→ **Your goal**: Return the lines below in which the string "source" occurs.

→ **Data supplied**:
--- START ---

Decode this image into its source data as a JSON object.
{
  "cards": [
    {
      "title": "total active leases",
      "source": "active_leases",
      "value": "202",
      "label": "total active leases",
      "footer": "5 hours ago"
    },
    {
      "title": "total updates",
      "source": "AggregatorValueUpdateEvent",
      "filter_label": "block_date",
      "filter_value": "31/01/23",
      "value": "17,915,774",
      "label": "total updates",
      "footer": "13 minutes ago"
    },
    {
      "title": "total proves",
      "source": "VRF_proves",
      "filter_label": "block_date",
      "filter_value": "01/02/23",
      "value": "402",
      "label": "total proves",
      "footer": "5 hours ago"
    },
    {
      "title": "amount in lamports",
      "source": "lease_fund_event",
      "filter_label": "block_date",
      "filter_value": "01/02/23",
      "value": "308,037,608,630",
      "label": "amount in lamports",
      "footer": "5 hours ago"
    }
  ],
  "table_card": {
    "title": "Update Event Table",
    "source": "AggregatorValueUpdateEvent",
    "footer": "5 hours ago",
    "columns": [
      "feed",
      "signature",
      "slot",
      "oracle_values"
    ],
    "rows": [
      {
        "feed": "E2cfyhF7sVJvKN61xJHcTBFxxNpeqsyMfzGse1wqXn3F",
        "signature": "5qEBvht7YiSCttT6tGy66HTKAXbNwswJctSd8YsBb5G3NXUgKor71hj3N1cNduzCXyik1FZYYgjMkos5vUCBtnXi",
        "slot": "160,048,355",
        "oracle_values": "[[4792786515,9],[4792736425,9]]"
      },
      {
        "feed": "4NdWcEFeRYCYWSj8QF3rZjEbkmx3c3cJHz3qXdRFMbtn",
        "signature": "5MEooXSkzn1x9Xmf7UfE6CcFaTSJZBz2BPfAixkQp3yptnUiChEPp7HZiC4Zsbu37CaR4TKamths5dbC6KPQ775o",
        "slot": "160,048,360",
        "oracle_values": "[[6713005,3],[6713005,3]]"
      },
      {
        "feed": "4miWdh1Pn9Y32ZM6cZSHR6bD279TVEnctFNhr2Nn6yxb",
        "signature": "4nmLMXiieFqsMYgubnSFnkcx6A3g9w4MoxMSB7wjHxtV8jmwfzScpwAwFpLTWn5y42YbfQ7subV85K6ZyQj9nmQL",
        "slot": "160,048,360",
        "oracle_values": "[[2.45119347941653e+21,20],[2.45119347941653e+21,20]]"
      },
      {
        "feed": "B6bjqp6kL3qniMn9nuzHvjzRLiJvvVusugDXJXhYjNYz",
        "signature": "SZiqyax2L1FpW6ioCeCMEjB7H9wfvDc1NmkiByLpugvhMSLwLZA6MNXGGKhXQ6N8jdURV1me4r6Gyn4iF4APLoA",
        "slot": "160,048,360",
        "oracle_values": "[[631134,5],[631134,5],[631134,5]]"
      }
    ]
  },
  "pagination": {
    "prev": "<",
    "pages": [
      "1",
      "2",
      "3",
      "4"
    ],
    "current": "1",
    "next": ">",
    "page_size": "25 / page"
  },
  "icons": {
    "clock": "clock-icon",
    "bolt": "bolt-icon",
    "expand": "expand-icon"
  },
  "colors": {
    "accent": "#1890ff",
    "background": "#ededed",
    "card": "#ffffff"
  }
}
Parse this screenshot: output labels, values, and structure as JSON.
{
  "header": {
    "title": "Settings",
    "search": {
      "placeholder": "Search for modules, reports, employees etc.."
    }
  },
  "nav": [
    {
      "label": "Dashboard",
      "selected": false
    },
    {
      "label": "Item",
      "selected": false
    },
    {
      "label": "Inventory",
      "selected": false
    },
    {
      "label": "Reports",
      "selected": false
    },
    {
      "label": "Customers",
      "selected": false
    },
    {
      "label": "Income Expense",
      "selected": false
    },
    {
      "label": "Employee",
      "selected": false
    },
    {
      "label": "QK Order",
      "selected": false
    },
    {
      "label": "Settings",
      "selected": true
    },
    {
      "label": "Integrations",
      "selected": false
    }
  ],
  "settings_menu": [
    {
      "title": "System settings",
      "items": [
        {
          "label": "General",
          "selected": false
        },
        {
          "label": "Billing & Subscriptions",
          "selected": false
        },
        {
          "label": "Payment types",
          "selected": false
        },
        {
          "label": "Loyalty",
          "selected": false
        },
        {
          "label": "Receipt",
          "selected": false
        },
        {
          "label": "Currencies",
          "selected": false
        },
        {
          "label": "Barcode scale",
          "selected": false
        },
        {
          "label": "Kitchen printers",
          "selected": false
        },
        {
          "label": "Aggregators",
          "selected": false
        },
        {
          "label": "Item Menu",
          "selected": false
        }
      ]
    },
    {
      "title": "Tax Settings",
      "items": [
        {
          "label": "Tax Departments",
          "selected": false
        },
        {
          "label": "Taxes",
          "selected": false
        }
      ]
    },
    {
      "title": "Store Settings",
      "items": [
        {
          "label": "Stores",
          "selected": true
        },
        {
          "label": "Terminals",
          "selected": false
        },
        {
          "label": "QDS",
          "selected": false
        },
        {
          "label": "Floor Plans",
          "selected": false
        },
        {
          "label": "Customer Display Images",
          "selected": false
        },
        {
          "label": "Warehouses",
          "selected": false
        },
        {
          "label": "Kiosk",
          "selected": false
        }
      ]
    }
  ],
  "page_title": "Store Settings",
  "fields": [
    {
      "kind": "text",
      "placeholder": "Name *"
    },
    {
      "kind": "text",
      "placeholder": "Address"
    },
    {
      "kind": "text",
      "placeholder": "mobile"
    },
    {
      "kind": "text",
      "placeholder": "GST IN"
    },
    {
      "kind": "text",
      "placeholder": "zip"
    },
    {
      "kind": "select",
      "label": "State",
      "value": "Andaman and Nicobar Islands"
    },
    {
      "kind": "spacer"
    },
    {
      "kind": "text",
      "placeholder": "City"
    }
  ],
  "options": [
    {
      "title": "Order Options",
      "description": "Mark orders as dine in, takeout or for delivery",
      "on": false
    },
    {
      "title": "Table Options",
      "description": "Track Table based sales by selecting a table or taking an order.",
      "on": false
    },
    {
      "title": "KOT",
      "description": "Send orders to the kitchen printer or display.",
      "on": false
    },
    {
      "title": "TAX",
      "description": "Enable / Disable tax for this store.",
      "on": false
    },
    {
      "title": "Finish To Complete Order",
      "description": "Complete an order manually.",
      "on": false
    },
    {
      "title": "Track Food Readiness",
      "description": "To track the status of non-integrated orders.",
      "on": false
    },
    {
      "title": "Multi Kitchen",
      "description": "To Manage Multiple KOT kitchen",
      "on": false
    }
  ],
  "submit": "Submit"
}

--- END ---

→ **Response for this exercise**:
Decode this image into its source data as a JSON object.
      "source": "active_leases",
      "source": "AggregatorValueUpdateEvent",
      "source": "VRF_proves",
      "source": "lease_fund_event",
    "source": "AggregatorValueUpdateEvent",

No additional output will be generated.